### DATA TO USE ###
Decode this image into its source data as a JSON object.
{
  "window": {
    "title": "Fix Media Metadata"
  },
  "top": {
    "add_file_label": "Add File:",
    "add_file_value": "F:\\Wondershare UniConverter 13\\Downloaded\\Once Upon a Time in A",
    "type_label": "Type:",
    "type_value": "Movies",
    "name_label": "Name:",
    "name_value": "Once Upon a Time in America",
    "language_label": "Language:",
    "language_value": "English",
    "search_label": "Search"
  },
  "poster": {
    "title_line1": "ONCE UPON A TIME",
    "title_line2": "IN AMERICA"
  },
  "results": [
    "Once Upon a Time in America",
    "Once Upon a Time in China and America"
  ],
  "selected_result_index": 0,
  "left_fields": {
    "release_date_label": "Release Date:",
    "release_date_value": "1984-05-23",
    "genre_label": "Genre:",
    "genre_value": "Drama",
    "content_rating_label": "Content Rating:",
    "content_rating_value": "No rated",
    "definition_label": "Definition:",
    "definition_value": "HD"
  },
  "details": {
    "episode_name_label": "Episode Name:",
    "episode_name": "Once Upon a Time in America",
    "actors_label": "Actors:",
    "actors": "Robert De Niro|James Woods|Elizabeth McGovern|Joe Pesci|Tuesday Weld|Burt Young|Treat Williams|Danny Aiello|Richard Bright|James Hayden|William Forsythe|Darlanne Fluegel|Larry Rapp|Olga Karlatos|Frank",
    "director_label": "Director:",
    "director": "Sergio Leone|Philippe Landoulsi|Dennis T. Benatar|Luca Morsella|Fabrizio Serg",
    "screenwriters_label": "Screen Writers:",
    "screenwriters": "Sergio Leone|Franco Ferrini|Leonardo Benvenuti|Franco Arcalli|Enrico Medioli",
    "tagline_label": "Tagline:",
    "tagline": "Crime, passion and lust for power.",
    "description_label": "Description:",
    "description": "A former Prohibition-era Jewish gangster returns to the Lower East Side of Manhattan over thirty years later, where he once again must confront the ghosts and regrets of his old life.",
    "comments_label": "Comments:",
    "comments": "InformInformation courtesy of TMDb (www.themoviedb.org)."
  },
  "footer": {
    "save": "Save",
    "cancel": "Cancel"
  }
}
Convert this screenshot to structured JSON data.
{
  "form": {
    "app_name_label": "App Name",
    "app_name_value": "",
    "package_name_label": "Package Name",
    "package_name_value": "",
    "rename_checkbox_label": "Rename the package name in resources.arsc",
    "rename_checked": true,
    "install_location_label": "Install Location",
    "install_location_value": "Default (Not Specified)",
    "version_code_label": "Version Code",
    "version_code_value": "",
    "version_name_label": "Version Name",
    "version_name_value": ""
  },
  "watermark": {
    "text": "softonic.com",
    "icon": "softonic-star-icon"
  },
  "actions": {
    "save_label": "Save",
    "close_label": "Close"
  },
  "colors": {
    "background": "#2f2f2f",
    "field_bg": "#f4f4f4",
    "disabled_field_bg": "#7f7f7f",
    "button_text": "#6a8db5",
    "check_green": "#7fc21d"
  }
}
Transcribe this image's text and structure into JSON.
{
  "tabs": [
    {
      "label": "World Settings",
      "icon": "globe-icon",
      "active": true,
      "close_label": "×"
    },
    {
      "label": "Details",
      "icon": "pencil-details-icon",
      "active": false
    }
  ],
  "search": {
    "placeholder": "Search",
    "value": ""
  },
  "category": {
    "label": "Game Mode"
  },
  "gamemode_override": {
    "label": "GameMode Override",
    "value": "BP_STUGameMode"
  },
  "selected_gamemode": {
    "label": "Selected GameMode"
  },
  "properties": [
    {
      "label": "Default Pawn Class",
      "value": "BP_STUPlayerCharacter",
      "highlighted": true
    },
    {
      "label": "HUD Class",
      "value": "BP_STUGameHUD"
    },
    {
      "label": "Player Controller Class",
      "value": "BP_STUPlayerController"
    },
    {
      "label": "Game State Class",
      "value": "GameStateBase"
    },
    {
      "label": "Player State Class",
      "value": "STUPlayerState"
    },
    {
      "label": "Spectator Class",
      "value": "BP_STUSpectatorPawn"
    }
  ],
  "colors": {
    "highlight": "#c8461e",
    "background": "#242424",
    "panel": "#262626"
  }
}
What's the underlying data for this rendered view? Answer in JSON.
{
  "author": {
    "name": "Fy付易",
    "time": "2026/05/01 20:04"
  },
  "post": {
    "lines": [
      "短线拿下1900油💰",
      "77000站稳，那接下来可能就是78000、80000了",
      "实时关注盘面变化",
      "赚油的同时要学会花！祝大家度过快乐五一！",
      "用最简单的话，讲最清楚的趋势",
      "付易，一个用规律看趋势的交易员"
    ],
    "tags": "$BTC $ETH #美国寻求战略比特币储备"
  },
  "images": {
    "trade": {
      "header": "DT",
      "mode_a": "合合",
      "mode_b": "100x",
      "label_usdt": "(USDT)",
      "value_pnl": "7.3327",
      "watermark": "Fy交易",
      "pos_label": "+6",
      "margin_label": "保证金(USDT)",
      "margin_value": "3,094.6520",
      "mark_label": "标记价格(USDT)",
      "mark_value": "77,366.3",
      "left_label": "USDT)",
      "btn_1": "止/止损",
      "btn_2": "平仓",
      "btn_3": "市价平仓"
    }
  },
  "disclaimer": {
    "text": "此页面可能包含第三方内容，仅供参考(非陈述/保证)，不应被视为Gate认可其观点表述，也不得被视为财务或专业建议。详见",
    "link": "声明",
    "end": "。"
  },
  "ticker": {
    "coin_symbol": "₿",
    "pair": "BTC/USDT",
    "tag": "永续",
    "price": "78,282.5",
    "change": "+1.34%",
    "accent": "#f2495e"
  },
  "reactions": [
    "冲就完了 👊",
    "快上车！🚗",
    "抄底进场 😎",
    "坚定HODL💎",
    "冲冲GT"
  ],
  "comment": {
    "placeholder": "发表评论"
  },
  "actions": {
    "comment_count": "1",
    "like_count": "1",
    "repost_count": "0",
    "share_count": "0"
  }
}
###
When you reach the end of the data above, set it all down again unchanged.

Decode this image into its source data as a JSON object.
{
  "window": {
    "title": "Fix Media Metadata"
  },
  "top": {
    "add_file_label": "Add File:",
    "add_file_value": "F:\\Wondershare UniConverter 13\\Downloaded\\Once Upon a Time in A",
    "type_label": "Type:",
    "type_value": "Movies",
    "name_label": "Name:",
    "name_value": "Once Upon a Time in America",
    "language_label": "Language:",
    "language_value": "English",
    "search_label": "Search"
  },
  "poster": {
    "title_line1": "ONCE UPON A TIME",
    "title_line2": "IN AMERICA"
  },
  "results": [
    "Once Upon a Time in America",
    "Once Upon a Time in China and America"
  ],
  "selected_result_index": 0,
  "left_fields": {
    "release_date_label": "Release Date:",
    "release_date_value": "1984-05-23",
    "genre_label": "Genre:",
    "genre_value": "Drama",
    "content_rating_label": "Content Rating:",
    "content_rating_value": "No rated",
    "definition_label": "Definition:",
    "definition_value": "HD"
  },
  "details": {
    "episode_name_label": "Episode Name:",
    "episode_name": "Once Upon a Time in America",
    "actors_label": "Actors:",
    "actors": "Robert De Niro|James Woods|Elizabeth McGovern|Joe Pesci|Tuesday Weld|Burt Young|Treat Williams|Danny Aiello|Richard Bright|James Hayden|William Forsythe|Darlanne Fluegel|Larry Rapp|Olga Karlatos|Frank",
    "director_label": "Director:",
    "director": "Sergio Leone|Philippe Landoulsi|Dennis T. Benatar|Luca Morsella|Fabrizio Serg",
    "screenwriters_label": "Screen Writers:",
    "screenwriters": "Sergio Leone|Franco Ferrini|Leonardo Benvenuti|Franco Arcalli|Enrico Medioli",
    "tagline_label": "Tagline:",
    "tagline": "Crime, passion and lust for power.",
    "description_label": "Description:",
    "description": "A former Prohibition-era Jewish gangster returns to the Lower East Side of Manhattan over thirty years later, where he once again must confront the ghosts and regrets of his old life.",
    "comments_label": "Comments:",
    "comments": "InformInformation courtesy of TMDb (www.themoviedb.org)."
  },
  "footer": {
    "save": "Save",
    "cancel": "Cancel"
  }
}
Convert this screenshot to structured JSON data.
{
  "form": {
    "app_name_label": "App Name",
    "app_name_value": "",
    "package_name_label": "Package Name",
    "package_name_value": "",
    "rename_checkbox_label": "Rename the package name in resources.arsc",
    "rename_checked": true,
    "install_location_label": "Install Location",
    "install_location_value": "Default (Not Specified)",
    "version_code_label": "Version Code",
    "version_code_value": "",
    "version_name_label": "Version Name",
    "version_name_value": ""
  },
  "watermark": {
    "text": "softonic.com",
    "icon": "softonic-star-icon"
  },
  "actions": {
    "save_label": "Save",
    "close_label": "Close"
  },
  "colors": {
    "background": "#2f2f2f",
    "field_bg": "#f4f4f4",
    "disabled_field_bg": "#7f7f7f",
    "button_text": "#6a8db5",
    "check_green": "#7fc21d"
  }
}
Transcribe this image's text and structure into JSON.
{
  "tabs": [
    {
      "label": "World Settings",
      "icon": "globe-icon",
      "active": true,
      "close_label": "×"
    },
    {
      "label": "Details",
      "icon": "pencil-details-icon",
      "active": false
    }
  ],
  "search": {
    "placeholder": "Search",
    "value": ""
  },
  "category": {
    "label": "Game Mode"
  },
  "gamemode_override": {
    "label": "GameMode Override",
    "value": "BP_STUGameMode"
  },
  "selected_gamemode": {
    "label": "Selected GameMode"
  },
  "properties": [
    {
      "label": "Default Pawn Class",
      "value": "BP_STUPlayerCharacter",
      "highlighted": true
    },
    {
      "label": "HUD Class",
      "value": "BP_STUGameHUD"
    },
    {
      "label": "Player Controller Class",
      "value": "BP_STUPlayerController"
    },
    {
      "label": "Game State Class",
      "value": "GameStateBase"
    },
    {
      "label": "Player State Class",
      "value": "STUPlayerState"
    },
    {
      "label": "Spectator Class",
      "value": "BP_STUSpectatorPawn"
    }
  ],
  "colors": {
    "highlight": "#c8461e",
    "background": "#242424",
    "panel": "#262626"
  }
}
What's the underlying data for this rendered view? Answer in JSON.
{
  "author": {
    "name": "Fy付易",
    "time": "2026/05/01 20:04"
  },
  "post": {
    "lines": [
      "短线拿下1900油💰",
      "77000站稳，那接下来可能就是78000、80000了",
      "实时关注盘面变化",
      "赚油的同时要学会花！祝大家度过快乐五一！",
      "用最简单的话，讲最清楚的趋势",
      "付易，一个用规律看趋势的交易员"
    ],
    "tags": "$BTC $ETH #美国寻求战略比特币储备"
  },
  "images": {
    "trade": {
      "header": "DT",
      "mode_a": "合合",
      "mode_b": "100x",
      "label_usdt": "(USDT)",
      "value_pnl": "7.3327",
      "watermark": "Fy交易",
      "pos_label": "+6",
      "margin_label": "保证金(USDT)",
      "margin_value": "3,094.6520",
      "mark_label": "标记价格(USDT)",
      "mark_value": "77,366.3",
      "left_label": "USDT)",
      "btn_1": "止/止损",
      "btn_2": "平仓",
      "btn_3": "市价平仓"
    }
  },
  "disclaimer": {
    "text": "此页面可能包含第三方内容，仅供参考(非陈述/保证)，不应被视为Gate认可其观点表述，也不得被视为财务或专业建议。详见",
    "link": "声明",
    "end": "。"
  },
  "ticker": {
    "coin_symbol": "₿",
    "pair": "BTC/USDT",
    "tag": "永续",
    "price": "78,282.5",
    "change": "+1.34%",
    "accent": "#f2495e"
  },
  "reactions": [
    "冲就完了 👊",
    "快上车！🚗",
    "抄底进场 😎",
    "坚定HODL💎",
    "冲冲GT"
  ],
  "comment": {
    "placeholder": "发表评论"
  },
  "actions": {
    "comment_count": "1",
    "like_count": "1",
    "repost_count": "0",
    "share_count": "0"
  }
}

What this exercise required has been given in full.